USC Price School of Public Policy

Social justice central theme highlighted by Price faculty at APPAM conference

May 6, 2016

Associate Professor Juliet Musso speaks at the 2016
APPAM conference in Washington, D.C.
(Photo by David Scavone)

By Matthew Kredell

USC Price School of Public Policy Associate Professor Juliet Musso recently helped organize the 2016 annual spring conference of the Association of Public Policy and Management (APPAM) in Washington, D.C. Taking on the theme of “Promoting Justice in Research and Practice,” the April 8-9 event brought policy researchers and graduate students together in considering how policy analytic research can be more relevant in addressing critical issues of social justice, diversity, and inclusion.

“I felt that it was critical to focus sharply on these issues about equity and inclusion that are on the forefront not only within universities, but in society more generally,” Musso said. “To promote community well-being requires that we promote justice.”

The conference’s theme tied in with the Price School’s Initiative on Diversity, Social Justice and Inclusion, a comprehensive effort that involves hiring diverse faculty and staff, recruiting a diverse student body, fostering a supportive climate, making diversity a key policy issue and supporting outreach activities. Musso and Price Professor LaVonna Lewis are on the task force implementing the initiative.

Cultural competency in education

Professor LaVonna Lewis with Price students (Photo by Tom Queally)

Professor LaVonna Lewis with Price students (Photo by Tom Queally)

Lewis participated in a panel, which Musso moderated, on cultural competency in public affairs education. The discussion focused on how graduate programs in public affairs can develop better curricular approaches to developing cultural competency. Lewis emphasized the importance of learning how to engage in difficult conversations.

“I believe that the panel allowed everyone in the audience to deal with the topic of diversity and inclusion in a dialogue that was at times uncomfortable, but still honest; painful, but still transparent; and fueled by an urgency that spoke to a collective belief that all of our universities must do a better job handling difference, or we will create divisions on our campuses and in society that we will never be able to recover from,” Lewis said.

Panelists, from left: Kerry Anne McGeary of the Robert Wood Johnson Foundation; Mike Laracy of the Annie E. Casey Foundation; Raquel Thueme of the Ruth Mott Foundation; and Adam Gamoran of the William T. Grant Foundation (Photo by David Scavone)

Panelists, from left: Kerry Anne McGeary of the Robert Wood Johnson Foundation; Mike Laracy of the Annie E. Casey Foundation; Raquel Thueme of the Ruth Mott Foundation; and Adam Gamoran of the William T. Grant Foundation (Photo by David Scavone)

Musso also moderated a luncheon plenary hosted by the Price School on promoting justice through philanthropic research and action. The philanthropic sector has long sought to address injustice not only through direct giving, but by promoting policy research and supporting initiatives to foster systematic change.
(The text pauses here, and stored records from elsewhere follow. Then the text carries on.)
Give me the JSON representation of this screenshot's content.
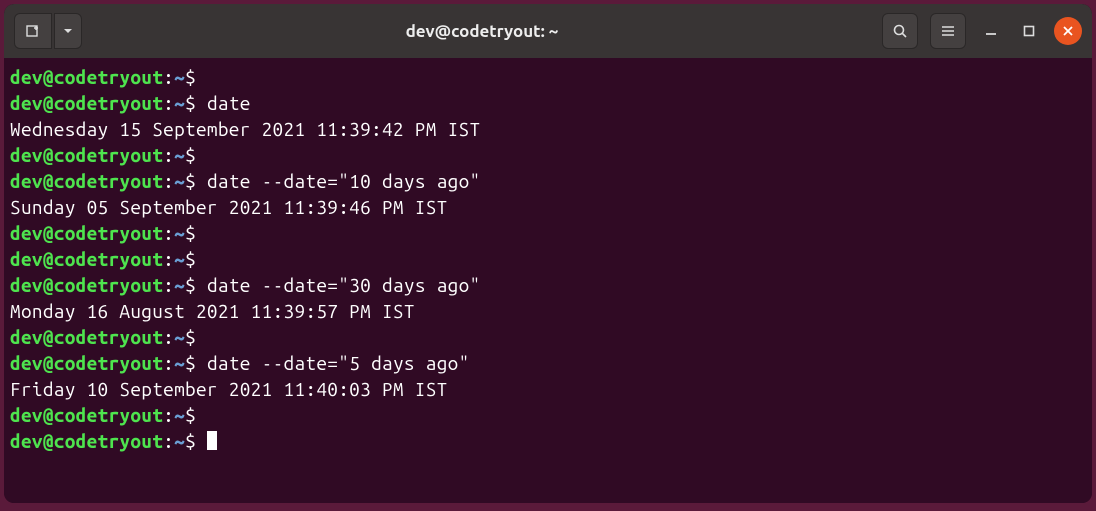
{
  "titlebar": {
    "title": "dev@codetryout: ~"
  },
  "prompt": {
    "user_host": "dev@codetryout",
    "sep": ":",
    "path": "~",
    "symbol": "$"
  },
  "lines": [
    {
      "type": "prompt",
      "cmd": ""
    },
    {
      "type": "prompt",
      "cmd": "date"
    },
    {
      "type": "output",
      "text": "Wednesday 15 September 2021 11:39:42 PM IST"
    },
    {
      "type": "prompt",
      "cmd": ""
    },
    {
      "type": "prompt",
      "cmd": "date --date=\"10 days ago\""
    },
    {
      "type": "output",
      "text": "Sunday 05 September 2021 11:39:46 PM IST"
    },
    {
      "type": "prompt",
      "cmd": ""
    },
    {
      "type": "prompt",
      "cmd": ""
    },
    {
      "type": "prompt",
      "cmd": "date --date=\"30 days ago\""
    },
    {
      "type": "output",
      "text": "Monday 16 August 2021 11:39:57 PM IST"
    },
    {
      "type": "prompt",
      "cmd": ""
    },
    {
      "type": "prompt",
      "cmd": "date --date=\"5 days ago\""
    },
    {
      "type": "output",
      "text": "Friday 10 September 2021 11:40:03 PM IST"
    },
    {
      "type": "prompt",
      "cmd": ""
    },
    {
      "type": "prompt",
      "cmd": "",
      "cursor": true
    }
  ]
}
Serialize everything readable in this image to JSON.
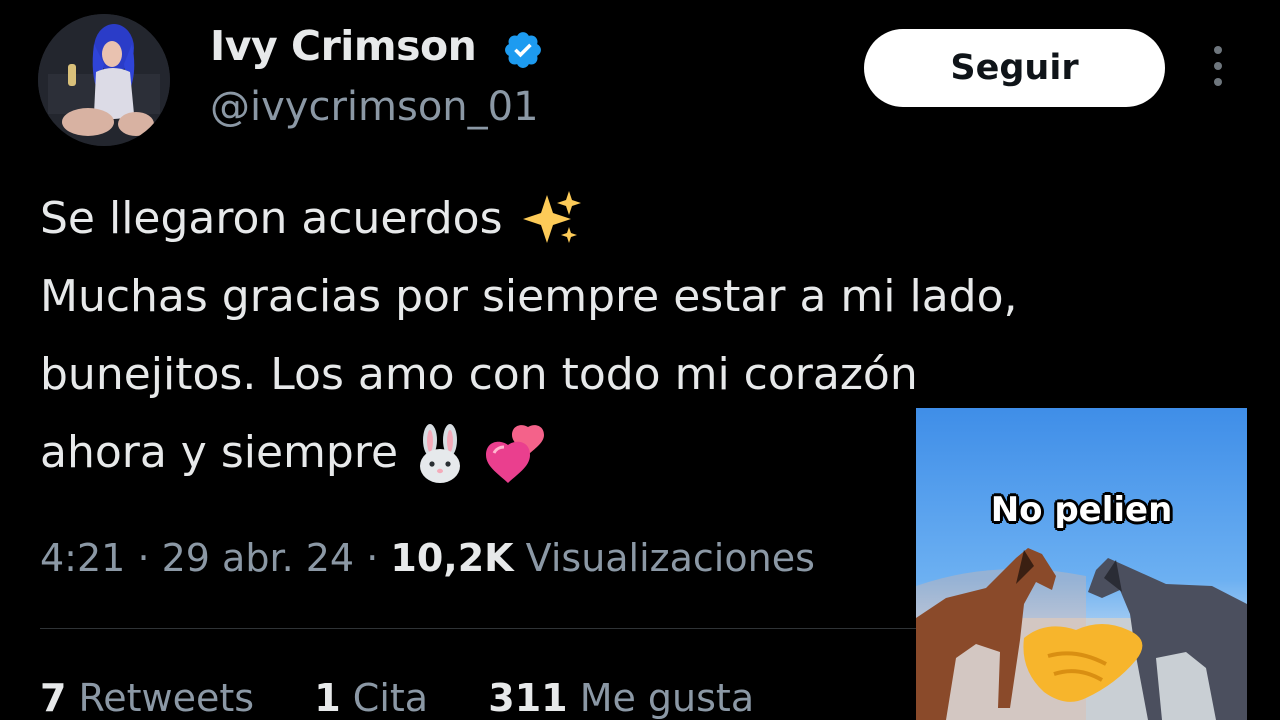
{
  "profile": {
    "display_name": "Ivy Crimson",
    "handle": "@ivycrimson_01",
    "follow_label": "Seguir"
  },
  "tweet": {
    "line1": "Se llegaron acuerdos",
    "line2": "Muchas gracias por siempre estar a mi lado,",
    "line3": "bunejitos. Los amo con todo mi corazón",
    "line4": "ahora y siempre"
  },
  "meta": {
    "time": "4:21",
    "date": "29 abr. 24",
    "views_count": "10,2K",
    "views_label": "Visualizaciones"
  },
  "stats": {
    "retweets_count": "7",
    "retweets_label": "Retweets",
    "quotes_count": "1",
    "quotes_label": "Cita",
    "likes_count": "311",
    "likes_label": "Me gusta"
  },
  "meme": {
    "caption": "No pelien"
  },
  "colors": {
    "background": "#000000",
    "verified": "#1d9bf0",
    "secondary_text": "#8b98a5"
  }
}
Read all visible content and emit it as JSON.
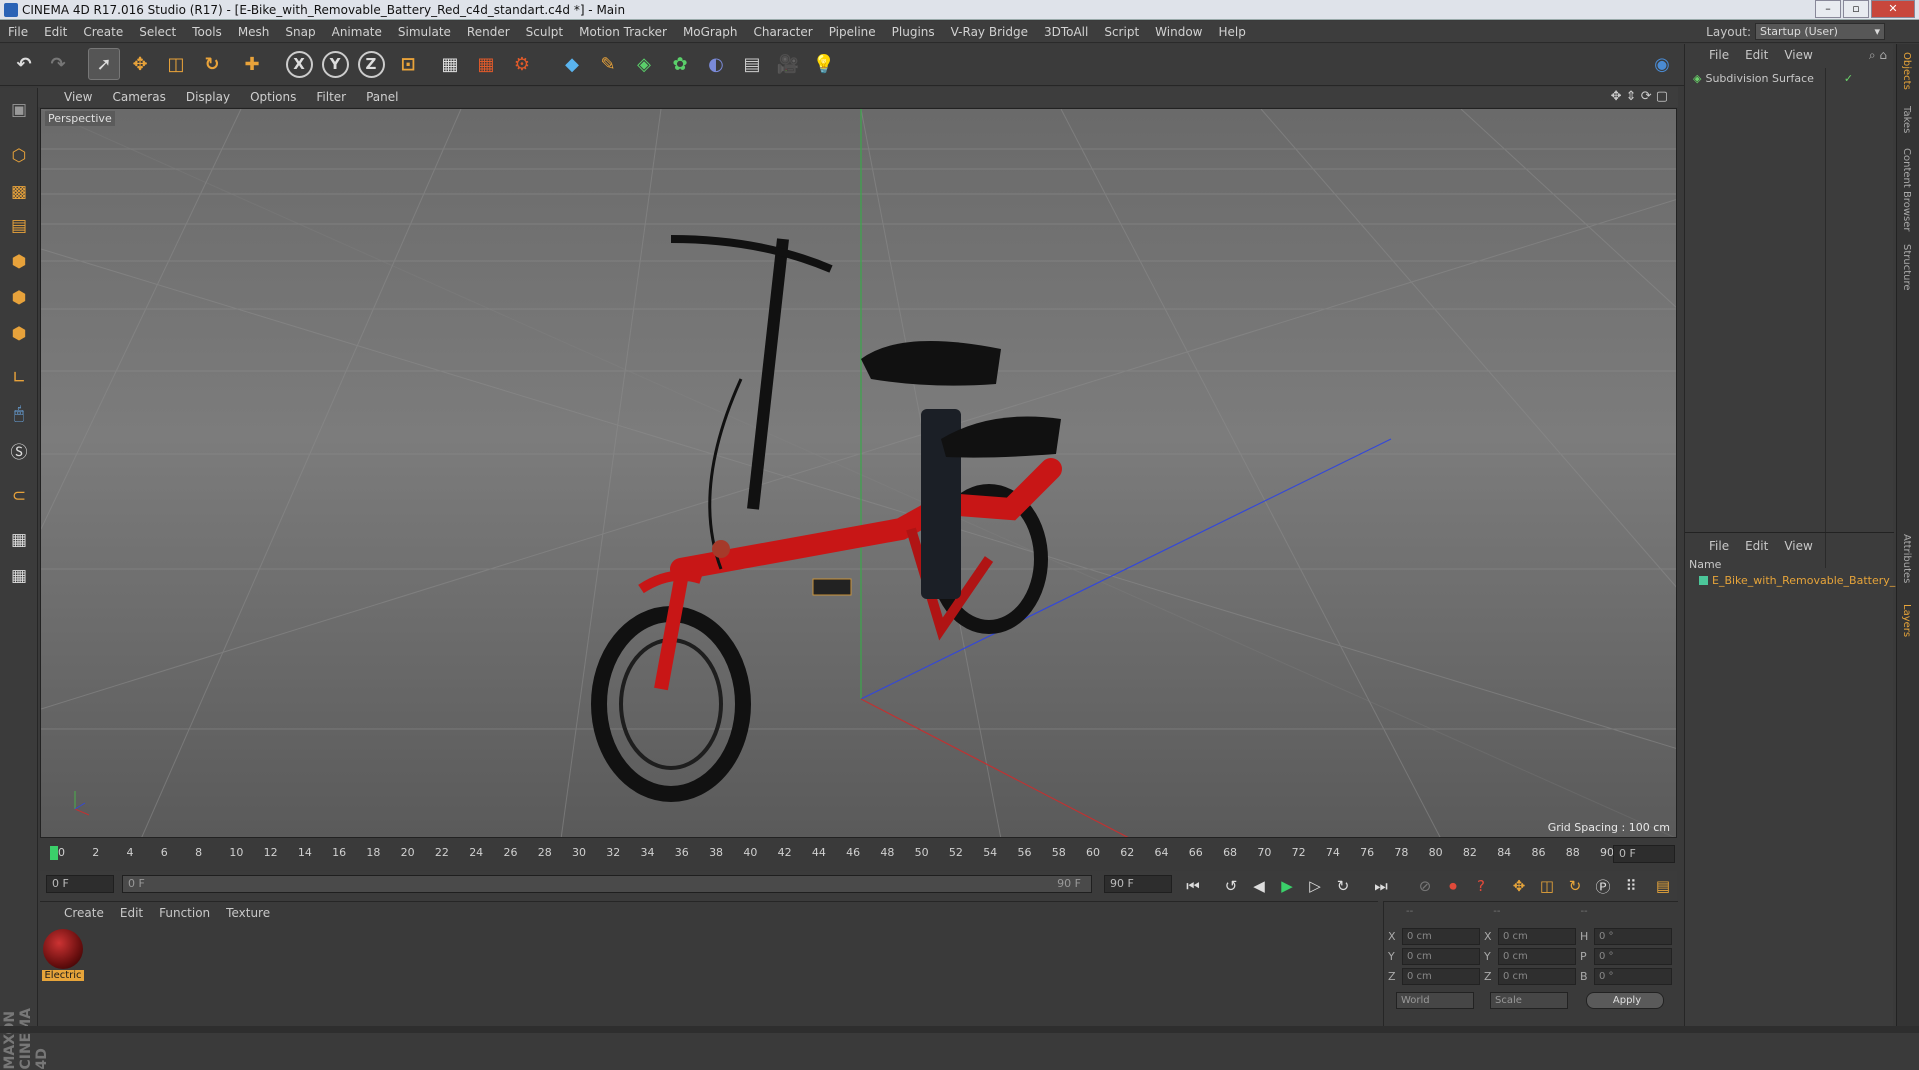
{
  "titlebar": {
    "title": "CINEMA 4D R17.016 Studio (R17) - [E-Bike_with_Removable_Battery_Red_c4d_standart.c4d *] - Main",
    "min": "–",
    "max": "▫",
    "close": "✕"
  },
  "menubar": {
    "items": [
      "File",
      "Edit",
      "Create",
      "Select",
      "Tools",
      "Mesh",
      "Snap",
      "Animate",
      "Simulate",
      "Render",
      "Sculpt",
      "Motion Tracker",
      "MoGraph",
      "Character",
      "Pipeline",
      "Plugins",
      "V-Ray Bridge",
      "3DToAll",
      "Script",
      "Window",
      "Help"
    ],
    "layout_label": "Layout:",
    "layout_value": "Startup (User)"
  },
  "toolbar": {
    "axis_x": "X",
    "axis_y": "Y",
    "axis_z": "Z"
  },
  "viewport": {
    "menu": [
      "View",
      "Cameras",
      "Display",
      "Options",
      "Filter",
      "Panel"
    ],
    "label": "Perspective",
    "grid_spacing": "Grid Spacing : 100 cm"
  },
  "objects_panel": {
    "menu": [
      "File",
      "Edit",
      "View"
    ],
    "item": "Subdivision Surface"
  },
  "layers_panel": {
    "menu": [
      "File",
      "Edit",
      "View"
    ],
    "col_header": "Name",
    "item": "E_Bike_with_Removable_Battery_R"
  },
  "side_tabs": [
    "Objects",
    "Takes",
    "Content Browser",
    "Structure",
    "Attributes",
    "Layers"
  ],
  "timeline": {
    "ticks": [
      "0",
      "2",
      "4",
      "6",
      "8",
      "10",
      "12",
      "14",
      "16",
      "18",
      "20",
      "22",
      "24",
      "26",
      "28",
      "30",
      "32",
      "34",
      "36",
      "38",
      "40",
      "42",
      "44",
      "46",
      "48",
      "50",
      "52",
      "54",
      "56",
      "58",
      "60",
      "62",
      "64",
      "66",
      "68",
      "70",
      "72",
      "74",
      "76",
      "78",
      "80",
      "82",
      "84",
      "86",
      "88",
      "90"
    ],
    "current": "0 F"
  },
  "transport": {
    "start": "0 F",
    "range_start": "0 F",
    "range_end": "90 F",
    "end": "90 F"
  },
  "material_panel": {
    "menu": [
      "Create",
      "Edit",
      "Function",
      "Texture"
    ],
    "material_name": "Electric"
  },
  "coords": {
    "header": [
      "--",
      "--",
      "--"
    ],
    "rows": [
      {
        "a": "X",
        "av": "0 cm",
        "b": "X",
        "bv": "0 cm",
        "c": "H",
        "cv": "0 °"
      },
      {
        "a": "Y",
        "av": "0 cm",
        "b": "Y",
        "bv": "0 cm",
        "c": "P",
        "cv": "0 °"
      },
      {
        "a": "Z",
        "av": "0 cm",
        "b": "Z",
        "bv": "0 cm",
        "c": "B",
        "cv": "0 °"
      }
    ],
    "mode1": "World",
    "mode2": "Scale",
    "apply": "Apply"
  },
  "branding": "MAXON CINEMA 4D"
}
The panel brought together members of the philanthropic community to discuss the role that their organizations play in promoting justice, consider the manner in which policy research and analysis shape the philanthropic agenda, and debate how APPAM-affiliated practitioners can foster greater relevance in research on issues of equality and inclusion. The speakers highlighted an increasing emphasis on social equity, as well as a need to utilize evidence in seeking to advance a strategic agenda.